Dennis Gallagher, the research team leader, said that what users of the new helmet can expect is “a capability similar to something from an Iron Man movie.”

Although still in the prototype phase, the underwater augmented reality helmet could see widespread use.

Due to the fact that underwater work typically involves poor light conditions and/or salty water, the DAVD displays can help to provide additional visual clues that could greatly assist divers, showing them the image in front of both eyes, creating visual depth. The AR display can also improve their connection to surface sources, such as a ship, which can send out information to the display.

While the device is only in its early prototype phase, future improvements made to it could lead to the inclusion of sonar sensors mounted on the helmet, which would make it even easier for information to be collected and displayed.

The Navy has said that in-water simulation testing for the underwater augmented reality helmet is slated for October.

Miraffe offers kids new AR tech learning experience

A “magic mirror” device for children offers fun educational experience.

Augmented reality (AR) technology can be fun and educational and Chinese Shenzen-based company Xiaoxi Technology is combining both these aspects in its new Miraffe “all-knowing magic mirror.” Miraffe is a yellow, hand-held mirror-shaped device with a giraffe-inspired design (including a giraffe spotted handle as well as ears, knobs and eyes on top of the bezel). The AR tech has been specifically created for children and features a phone-sized screen and a front-facing camera, which recognizes objects and links animated characters with the real world, providing children with educational apps and the ability to video chat with parents.

Miraffe can do more than recognize and name objects

The device can recognize everyday objects, such as a phone and calculator, according to Variety, and it can also spell the word for each object it recognizes in both English and Chinese. According to a spokesperson from the company, presently, Miraffe has a 60 to 70% accuracy object recognition rate. While impressive to say the least, there is still room for improvement.

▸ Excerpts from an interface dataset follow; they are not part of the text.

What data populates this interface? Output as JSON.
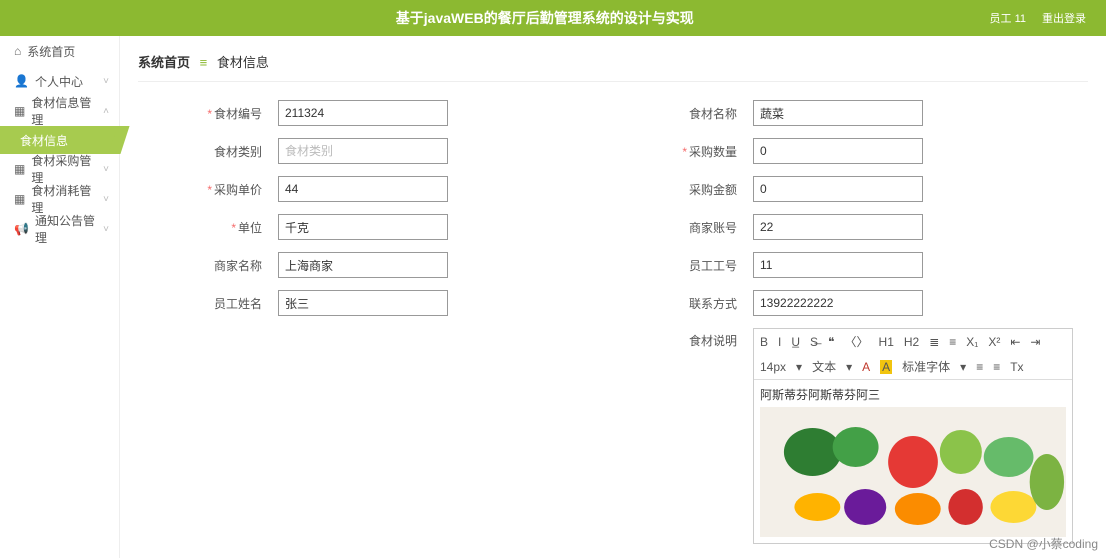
{
  "header": {
    "title": "基于javaWEB的餐厅后勤管理系统的设计与实现",
    "user": "员工 11",
    "logout": "重出登录"
  },
  "sidebar": {
    "items": [
      {
        "icon": "home",
        "label": "系统首页",
        "chev": ""
      },
      {
        "icon": "user",
        "label": "个人中心",
        "chev": "˅"
      },
      {
        "icon": "grid",
        "label": "食材信息管理",
        "chev": "˄",
        "sub": [
          {
            "label": "食材信息",
            "active": true
          }
        ]
      },
      {
        "icon": "grid",
        "label": "食材采购管理",
        "chev": "˅"
      },
      {
        "icon": "grid",
        "label": "食材消耗管理",
        "chev": "˅"
      },
      {
        "icon": "horn",
        "label": "通知公告管理",
        "chev": "˅"
      }
    ]
  },
  "breadcrumb": {
    "root": "系统首页",
    "sep": "≡",
    "current": "食材信息"
  },
  "form": {
    "left": [
      {
        "label": "食材编号",
        "required": true,
        "value": "211324",
        "placeholder": ""
      },
      {
        "label": "食材类别",
        "required": false,
        "value": "",
        "placeholder": "食材类别"
      },
      {
        "label": "采购单价",
        "required": true,
        "value": "44",
        "placeholder": ""
      },
      {
        "label": "单位",
        "required": true,
        "value": "千克",
        "placeholder": ""
      },
      {
        "label": "商家名称",
        "required": false,
        "value": "上海商家",
        "placeholder": ""
      },
      {
        "label": "员工姓名",
        "required": false,
        "value": "张三",
        "placeholder": ""
      }
    ],
    "right": [
      {
        "label": "食材名称",
        "required": false,
        "value": "蔬菜",
        "placeholder": ""
      },
      {
        "label": "采购数量",
        "required": true,
        "value": "0",
        "placeholder": ""
      },
      {
        "label": "采购金额",
        "required": false,
        "value": "0",
        "placeholder": ""
      },
      {
        "label": "商家账号",
        "required": false,
        "value": "22",
        "placeholder": ""
      },
      {
        "label": "员工工号",
        "required": false,
        "value": "11",
        "placeholder": ""
      },
      {
        "label": "联系方式",
        "required": false,
        "value": "13922222222",
        "placeholder": ""
      }
    ]
  },
  "editor": {
    "label": "食材说明",
    "toolbar_row1": [
      "B",
      "I",
      "U̲",
      "S̶",
      "❝",
      "〈〉",
      "H1",
      "H2",
      "≣",
      "≡",
      "X₁",
      "X²",
      "⇤",
      "⇥"
    ],
    "toolbar_row2": [
      "14px",
      "▾",
      "文本",
      "▾",
      "A",
      "A",
      "标准字体",
      "▾",
      "≡",
      "≡",
      "Tx"
    ],
    "content_text": "阿斯蒂芬阿斯蒂芬阿三"
  },
  "watermark": "CSDN @小蔡coding"
}
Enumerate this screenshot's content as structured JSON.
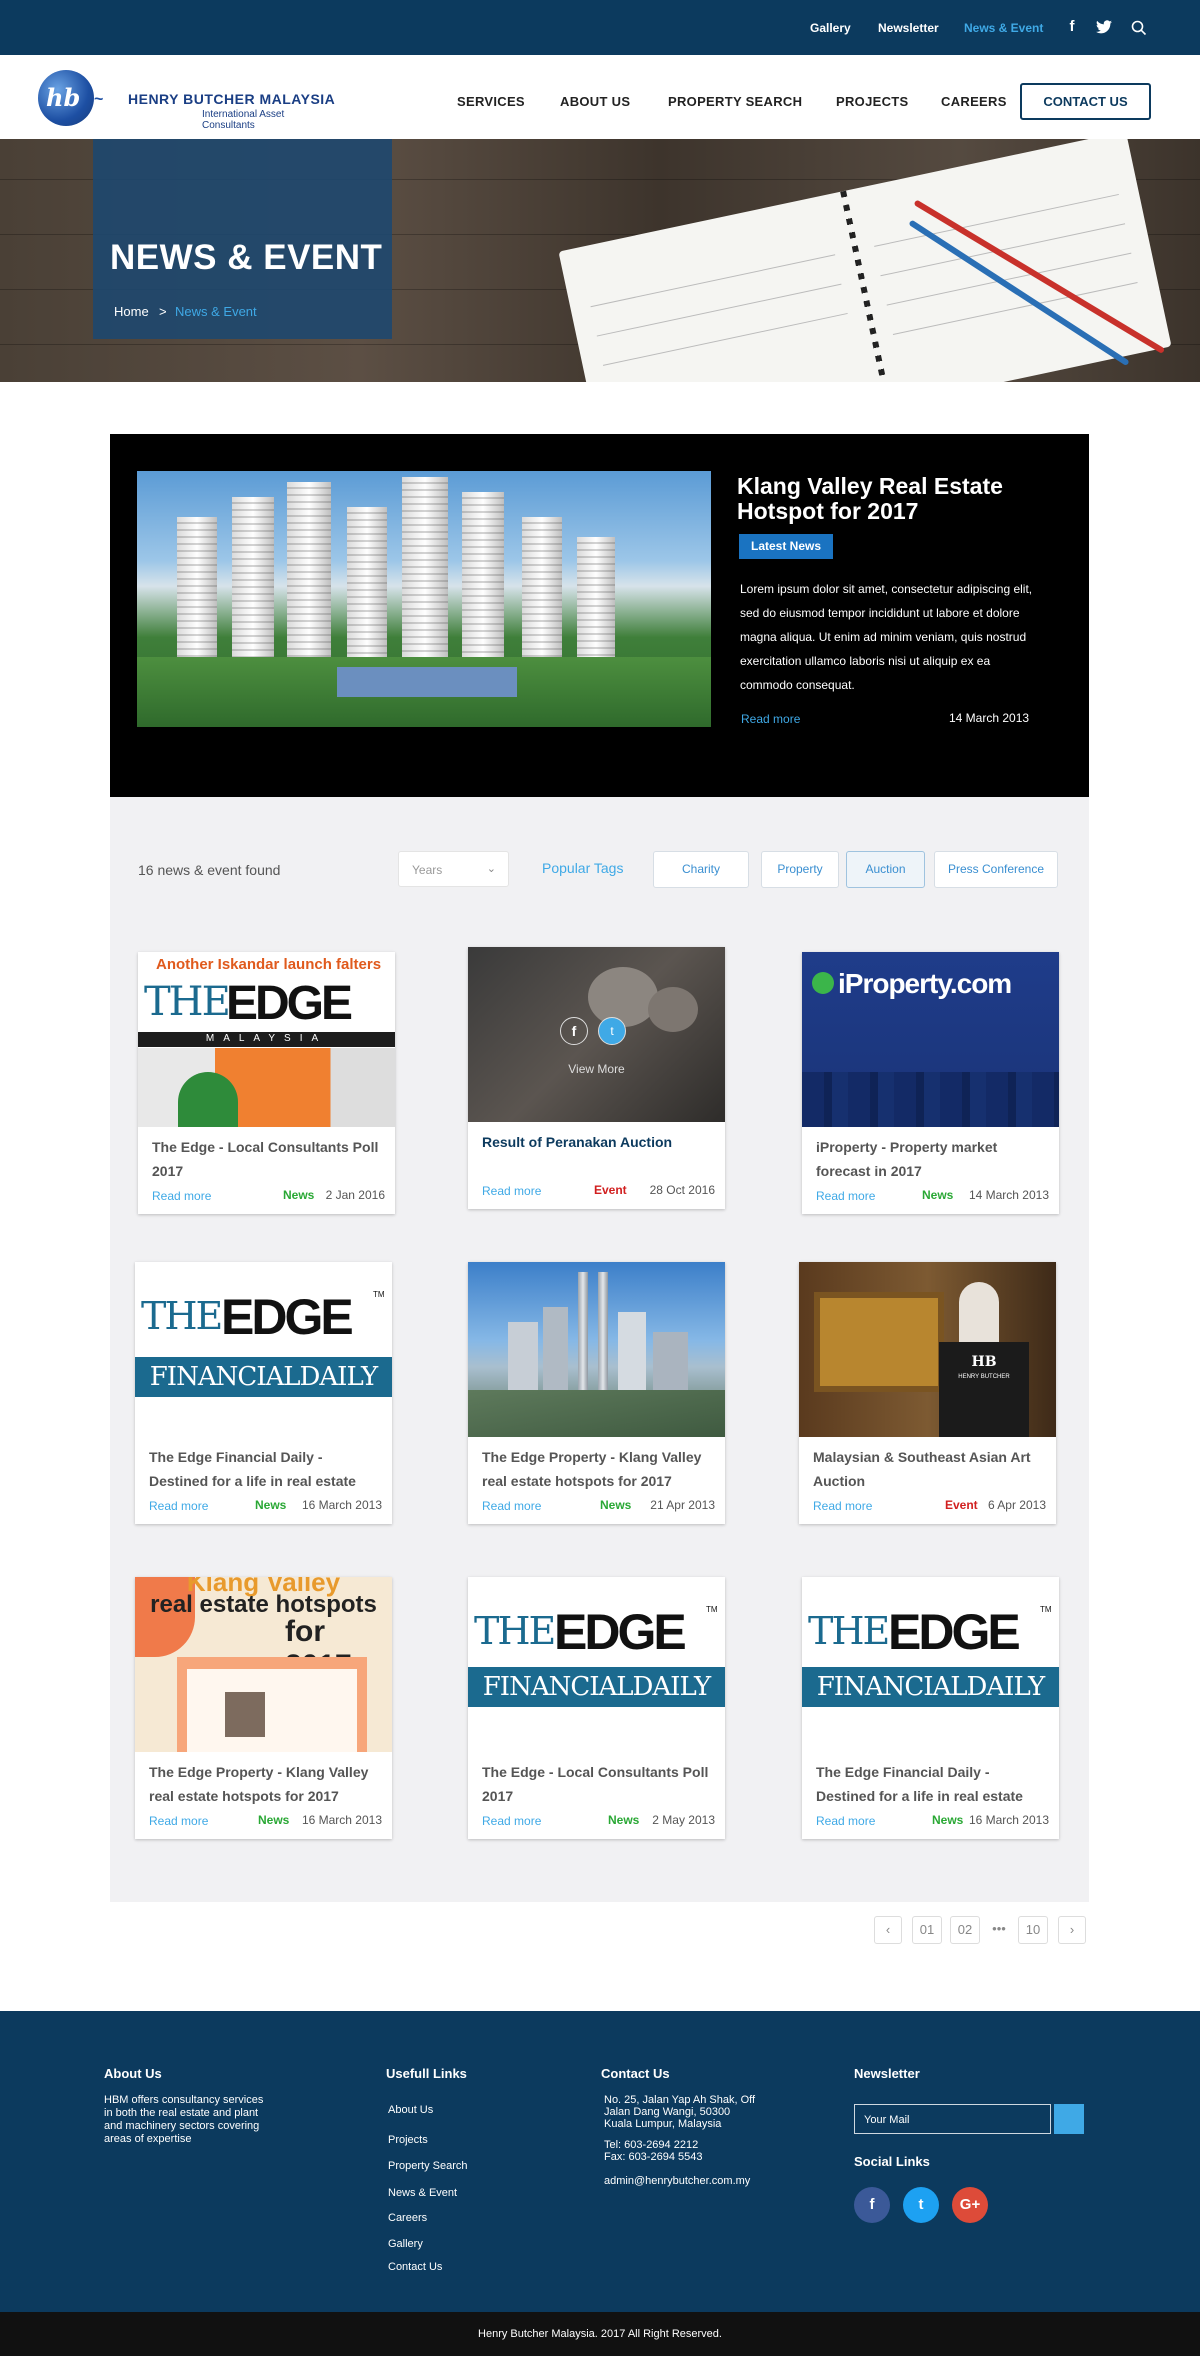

That being said, the device does more than simply name objects. It also comes with numerous interactive AR cards that are both fun and educational. These picture paper cards feature various animals such as tigers, fish, zebra, etc., which can be viewed by the Miraffe’s camera, and appear as 3D animated images through the screen. The user can obtain a life-like 360 degree view of the 3D animals by tapping and dragging the animals on the screen.

Miraffe offers a more affordable and less complicated approach to AR tech.

Although Miraffe’s augmented reality approach isn’t exactly unique, what makes it notable is that it is an AR device designed specifically for children and, as Variety puts it, has opened up “a middle ground between general purpose mobile phones and expensive headsets or glasses.”

Instead of requiring an expensive and complex gadget to make augmented reality work, Miraffe has shown that it can be done with a simple toy that is fun for children and easy for them to use.

Currently, Xiaoxi Technology is running a Kickstarter campaign for Miraffe, which is selling a limited number of the devices for $99. However, the company intends to sell its AR tech device for a suggested retail price of $300 later this year.